Lee Chen, a rising third-year Ph.D. student in the Computer Science Department at Rice University, was in his junior year of a double major in molecular biology and math at Wesleyan University when he realized he enjoyed analyzing data more than collecting it.
“The optics lab where we worked was in a dark basement where we’d excite our samples using lasers and observe them,” he said. “It is so important to get pure data. We were working long hours, perfecting our data collection techniques, and producing large amounts of data. In my third year, I realized how much more excited I got about analyzing versus collecting the data.”
When Chen recognized his interests led in a slightly different direction, it was too late to change his major. He enjoyed studying STEM subjects in Wesleyan’s liberal arts environment, so it was not difficult to complete his dual degree programs while exploring graduate schools where he could specialize in data analysis.
Although he had done simple coding on side projects, his first programming class was a bioinformatics course in his senior year at Wesleyan. “Bioinformatics offered in Wesleyan was like an introductory programming class with applications in biology,” he said. “I realized if I ever wanted to work in bioinformatics, I’d need a computer science background.”
He looked for universities offering either a professional master’s in bioinformatics or a Ph.D. program in computer science, and chose Rice’s CS department after visiting during a recruiting weekend. Chen said, “I knew I wanted a good balance of student life and academics. During Rice’s recruiting weekend, I chatted with a fair number of students who had time to do other things after work, and they had a variety of interests. That relaxed atmosphere felt right – especially one night we were hanging out pretty late at Star Pizza and no one was having to rush back to their lab. Also, Luay [Nakhleh, Chen’s adviser] is a front-runner in a lot of bioinformatics research.”
Chen was drawn to bioinformatics because it combined his previous experience in biology with his newly discovered interest in using computer science to solve problems. “I had majored in molecular biology because I liked it, then realized the lab work of molecular biology wasn’t as interesting to me as I had expected. But combining the pure academic interest in biology with my interest in finding solutions to existing problems, that’s the best of both worlds.”
He also hoped to find or build a community of friends at Rice. He said that undergraduate programs at schools like Wesleyan and Rice pitch communities at new students in ways that make it easy to get involved and find a group of friends.
“But as a graduate student, you have to be more proactive and spend energy to create those same types of interactions. Rice has a healthy lifestyle for its graduate students, but even Rice’s Ph.D. program can become tiring and wearing –and you need a support network. If you don’t have a group of friends you are close to, you miss out on a lot of that support.”
In his first semester as a graduate student at Rice, the Computer Science Graduate Student Association (CSGSA) hosted a board games night and Chen attended for the social aspect even though he hadn’t played board games before.
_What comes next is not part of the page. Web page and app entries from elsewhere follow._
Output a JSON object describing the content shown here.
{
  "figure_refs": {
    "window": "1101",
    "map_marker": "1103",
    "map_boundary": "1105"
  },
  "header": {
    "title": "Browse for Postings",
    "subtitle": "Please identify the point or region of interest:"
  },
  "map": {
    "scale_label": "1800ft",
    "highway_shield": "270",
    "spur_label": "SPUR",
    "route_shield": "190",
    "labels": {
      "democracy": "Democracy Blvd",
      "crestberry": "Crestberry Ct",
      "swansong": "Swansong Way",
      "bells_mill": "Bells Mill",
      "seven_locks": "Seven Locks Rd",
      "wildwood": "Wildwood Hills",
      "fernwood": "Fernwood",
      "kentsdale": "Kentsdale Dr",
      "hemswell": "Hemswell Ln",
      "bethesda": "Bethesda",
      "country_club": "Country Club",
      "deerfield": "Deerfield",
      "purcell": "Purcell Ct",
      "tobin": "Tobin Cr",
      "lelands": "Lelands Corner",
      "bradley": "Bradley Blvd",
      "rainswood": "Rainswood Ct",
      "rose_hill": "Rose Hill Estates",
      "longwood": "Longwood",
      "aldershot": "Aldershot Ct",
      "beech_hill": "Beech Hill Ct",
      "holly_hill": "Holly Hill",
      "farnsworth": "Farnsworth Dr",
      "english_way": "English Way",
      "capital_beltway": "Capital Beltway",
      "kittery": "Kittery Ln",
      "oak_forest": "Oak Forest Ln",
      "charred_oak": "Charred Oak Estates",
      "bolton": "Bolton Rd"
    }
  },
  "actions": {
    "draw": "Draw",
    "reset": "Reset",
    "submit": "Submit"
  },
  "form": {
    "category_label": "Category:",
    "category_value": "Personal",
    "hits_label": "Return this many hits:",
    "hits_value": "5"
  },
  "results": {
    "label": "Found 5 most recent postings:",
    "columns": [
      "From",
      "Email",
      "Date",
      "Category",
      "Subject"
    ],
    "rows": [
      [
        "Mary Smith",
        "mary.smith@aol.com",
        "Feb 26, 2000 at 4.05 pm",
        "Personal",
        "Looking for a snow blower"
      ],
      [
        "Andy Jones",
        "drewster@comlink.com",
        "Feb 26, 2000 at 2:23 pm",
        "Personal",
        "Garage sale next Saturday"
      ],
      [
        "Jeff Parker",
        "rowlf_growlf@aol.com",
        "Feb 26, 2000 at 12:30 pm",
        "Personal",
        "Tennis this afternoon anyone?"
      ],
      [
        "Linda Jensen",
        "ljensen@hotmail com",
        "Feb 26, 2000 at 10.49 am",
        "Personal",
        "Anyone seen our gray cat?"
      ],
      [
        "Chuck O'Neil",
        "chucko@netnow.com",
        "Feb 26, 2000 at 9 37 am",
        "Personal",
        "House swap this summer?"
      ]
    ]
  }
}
He said, “I realized there was a community of students who enjoyed relaxing and playing board games. I was part of it even though board games hadn’t been on my radar before.”
The following semester’s CSGSA Board Games Night was less well attended, and Lee realized the pool of potential members needed to expand. He asked about a campus-wide games club and was surprised none existed, so he started organizing his own events. “I thought if I enjoyed the games, I would probably enjoy the people who came to play; that is how I’d made friends in the past, through shared interests. So I hosted a Halloween game night at the Rice Graduate Apartments and had a good turnout.”
In his first year at Rice, Chen said the campus-wide GSA included board games nights as part of their events leading up to Beer Bike, and a sub-community quickly developed around the games. Then the GSA’s game nights ended with Beer Bike. Chen said, “that community could have continued, but without the catalyst of the games activity, the friends friendships that were forming just ended.”
So Chen launched GradGames. He said, “It isn’t strictly a board games club, we always offer a combination of games that include at least one a video game or other type of game. And once a semester, we host an outing outside the Rice campus. Going to places like the McGovern Centennial Garden in Hermann Park and downtown Houston lets people who don’t usually play board and video games get involved and meet others in the community.”
Chen said each event is well attended and he expects the members will continue suggesting different games and outings because their interest remains high. “It’s been inspiring to see the difference the club is making. The students who attend are genuinely happy to be part of the community we’ve helped foster.”
He worked closely with the GSA officers to ensure game nights were included again in this year’s events leading up to Beer Bike. “It is nice to have alternative events that are not centered around Valhalla available, and the GradGames community was happy to provide it.”
In April, Chen was one of six students recognized by the GSA for their service and achievements on behalf of graduate students. “I may have received the award because of the community I had started around the GradGames,” he said. “But the real contribution came from the community and enthusiasm of the members.”